There are many Gran Fondos, but none quite like this one. My Prince Edward Island cycling companions and I rode the Marco Pantani Gran Fondo in Cesenatico, Italy, on September 2. It was a challenging ride featuring a couple of very tough climbs but it wasn’t nearly as much fun. The Italian cycling culture is almost too serious. And here’s one example of just how anxious the Gran Fondo Baie-Saint-Marie are to please. My size L cycling jersey was one size too small, so I asked to exchange it when we registered on Saturday. “Sorry, we have none left,” replied the woman behind the desk, “but I’ll take your number and phone you if we get one.” Sure enough, my phone rang that evening and I picked up my XL the morning of the ride. You can’t beat that for service!
Elva and I have struggled a bit with minor health issues this summer, but we still recorded pretty good results. She finished the 67-km Medio Fondo a good seven minutes faster than last year, 47th of 369 riders and second-fastest woman in her age group. I finished 12th of 294 riders in the Gran Fondo, first in my age group and about a minute slower than last year. Explanation: one more turn around the sun and not having Tabatha and Arend TeRaa to pace me like last year!In a few short weeks’ time, I won’t have to lie about my age to get the 65+ seniors’ discount. We’re inspired by others our age and older, and by all who make an effort to keep fit. My goals in life are very simple. One of them is to never have to buy snow tires again; in other words, to spend the winter months in warmer climes. I’ve ridden with a man in his early eighties in Florida.

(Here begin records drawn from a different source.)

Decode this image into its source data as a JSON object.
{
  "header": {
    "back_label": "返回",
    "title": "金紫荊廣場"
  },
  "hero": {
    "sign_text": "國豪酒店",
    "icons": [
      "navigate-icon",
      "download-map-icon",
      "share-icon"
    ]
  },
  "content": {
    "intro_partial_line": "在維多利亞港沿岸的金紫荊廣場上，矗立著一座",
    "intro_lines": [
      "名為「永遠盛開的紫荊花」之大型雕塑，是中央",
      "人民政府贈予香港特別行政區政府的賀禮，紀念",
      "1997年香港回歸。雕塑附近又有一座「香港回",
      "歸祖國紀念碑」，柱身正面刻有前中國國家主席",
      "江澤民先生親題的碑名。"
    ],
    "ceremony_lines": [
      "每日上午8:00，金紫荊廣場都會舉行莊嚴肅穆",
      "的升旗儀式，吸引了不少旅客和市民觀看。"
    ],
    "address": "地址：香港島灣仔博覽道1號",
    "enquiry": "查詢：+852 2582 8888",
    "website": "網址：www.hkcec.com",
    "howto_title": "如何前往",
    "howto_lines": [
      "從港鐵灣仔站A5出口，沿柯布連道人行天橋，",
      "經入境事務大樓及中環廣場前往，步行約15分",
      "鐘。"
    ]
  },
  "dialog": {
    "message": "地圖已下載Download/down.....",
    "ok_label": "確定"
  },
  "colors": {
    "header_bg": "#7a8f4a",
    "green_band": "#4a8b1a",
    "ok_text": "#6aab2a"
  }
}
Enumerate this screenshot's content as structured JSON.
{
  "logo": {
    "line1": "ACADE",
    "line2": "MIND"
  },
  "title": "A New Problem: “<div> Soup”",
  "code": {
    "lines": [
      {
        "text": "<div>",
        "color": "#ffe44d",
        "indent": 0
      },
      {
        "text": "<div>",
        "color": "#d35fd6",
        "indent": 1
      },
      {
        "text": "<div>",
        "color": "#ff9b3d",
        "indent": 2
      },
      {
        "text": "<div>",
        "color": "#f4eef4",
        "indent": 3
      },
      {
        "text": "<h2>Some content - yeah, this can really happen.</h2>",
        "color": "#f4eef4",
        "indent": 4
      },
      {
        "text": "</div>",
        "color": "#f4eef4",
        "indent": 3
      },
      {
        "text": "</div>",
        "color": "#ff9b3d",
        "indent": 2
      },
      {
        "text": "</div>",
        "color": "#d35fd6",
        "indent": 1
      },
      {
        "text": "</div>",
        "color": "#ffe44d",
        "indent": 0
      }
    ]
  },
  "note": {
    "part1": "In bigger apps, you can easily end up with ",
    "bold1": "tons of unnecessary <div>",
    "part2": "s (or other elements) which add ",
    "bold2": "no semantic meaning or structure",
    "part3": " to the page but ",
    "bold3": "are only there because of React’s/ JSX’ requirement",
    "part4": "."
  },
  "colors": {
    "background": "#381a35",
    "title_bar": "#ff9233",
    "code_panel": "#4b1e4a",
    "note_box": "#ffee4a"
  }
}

I asked him why he does it. “So that I can wipe myself when I’m 90!”, he replied. Think I’ll add that one to my list of life goals…
À la prochaine!